## Directions
Lines from the material below that hold the string "title" are what is needed; copy each of them.

-----

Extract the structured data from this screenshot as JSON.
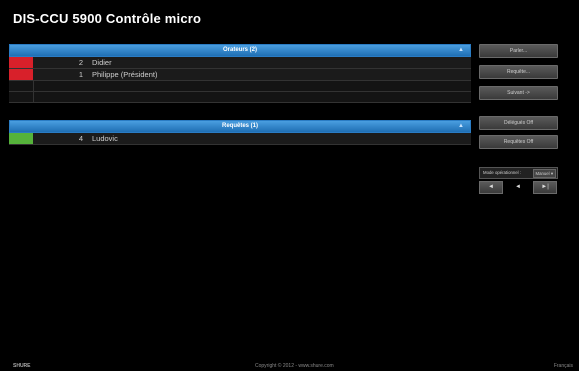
{
  "app": {
    "title": "DIS-CCU 5900 Contrôle micro"
  },
  "speakers": {
    "header": "Orateurs (2)",
    "rows": [
      {
        "num": "2",
        "name": "Didier",
        "color": "#d8202a"
      },
      {
        "num": "1",
        "name": "Philippe (Président)",
        "color": "#d8202a"
      }
    ]
  },
  "requests": {
    "header": "Requêtes (1)",
    "rows": [
      {
        "num": "4",
        "name": "Ludovic",
        "color": "#55b23a"
      }
    ]
  },
  "sidebar": {
    "speak": "Parler...",
    "request": "Requête...",
    "next": "Suivant ->",
    "delegates_off": "Délégués Off",
    "requests_off": "Requêtes Off",
    "mode_label": "Mode opérationnel :",
    "mode_value": "Manuel",
    "nav_first": "◄",
    "nav_prev": "◄",
    "nav_last": "►|"
  },
  "footer": {
    "brand": "SHURE",
    "copyright": "Copyright © 2012 - www.shure.com",
    "right": "Français"
  },
  "icons": {
    "collapse": "triangle-up-icon"
  }
}
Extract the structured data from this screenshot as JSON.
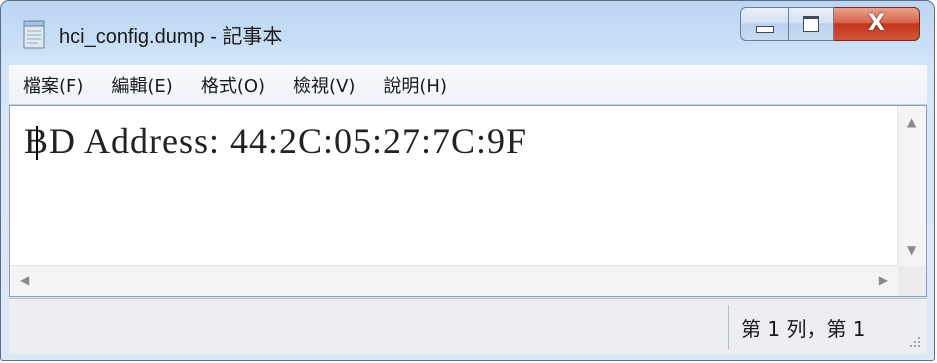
{
  "window": {
    "title": "hci_config.dump - 記事本",
    "icon": "notepad-icon"
  },
  "caption_buttons": {
    "minimize_icon": "minimize-icon",
    "maximize_icon": "maximize-icon",
    "close_icon": "close-icon",
    "close_glyph": "X"
  },
  "menu": {
    "items": [
      {
        "label": "檔案(F)"
      },
      {
        "label": "編輯(E)"
      },
      {
        "label": "格式(O)"
      },
      {
        "label": "檢視(V)"
      },
      {
        "label": "說明(H)"
      }
    ]
  },
  "editor": {
    "content": "BD Address: 44:2C:05:27:7C:9F"
  },
  "statusbar": {
    "position": "第 1 列，第 1"
  },
  "colors": {
    "close_button": "#c3361c",
    "frame": "#c7def7"
  }
}
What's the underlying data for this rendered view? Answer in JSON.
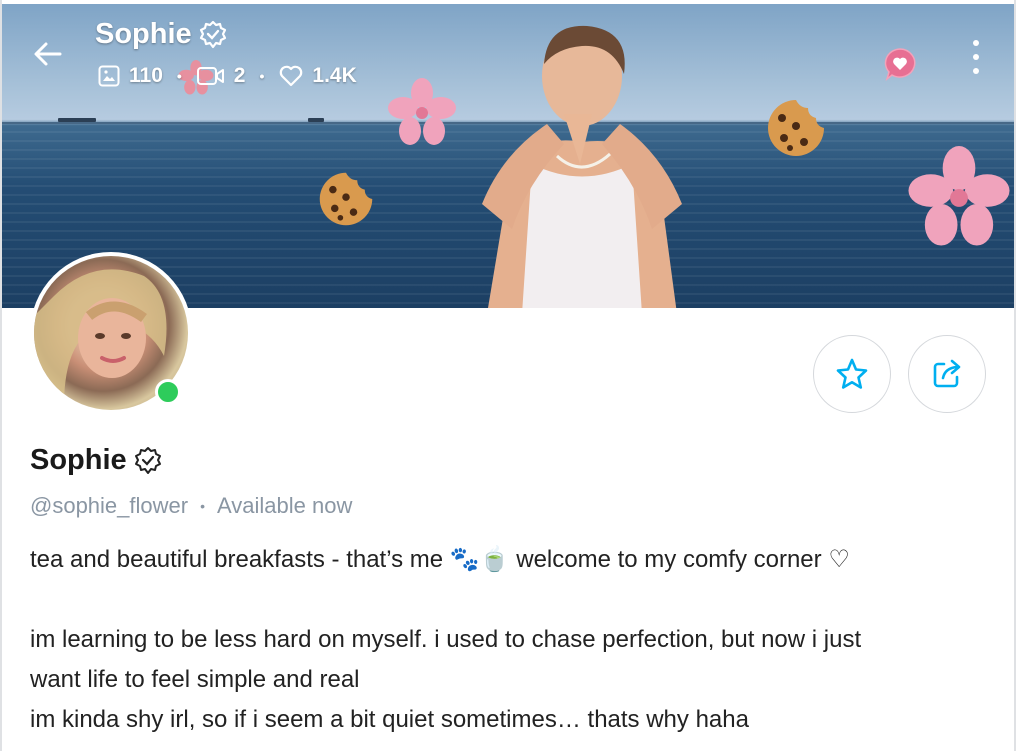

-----

## Solution
    "title": "DIS-CCU 5900 Contrôle micro"
    "title": "hci_config.dump - 記事本",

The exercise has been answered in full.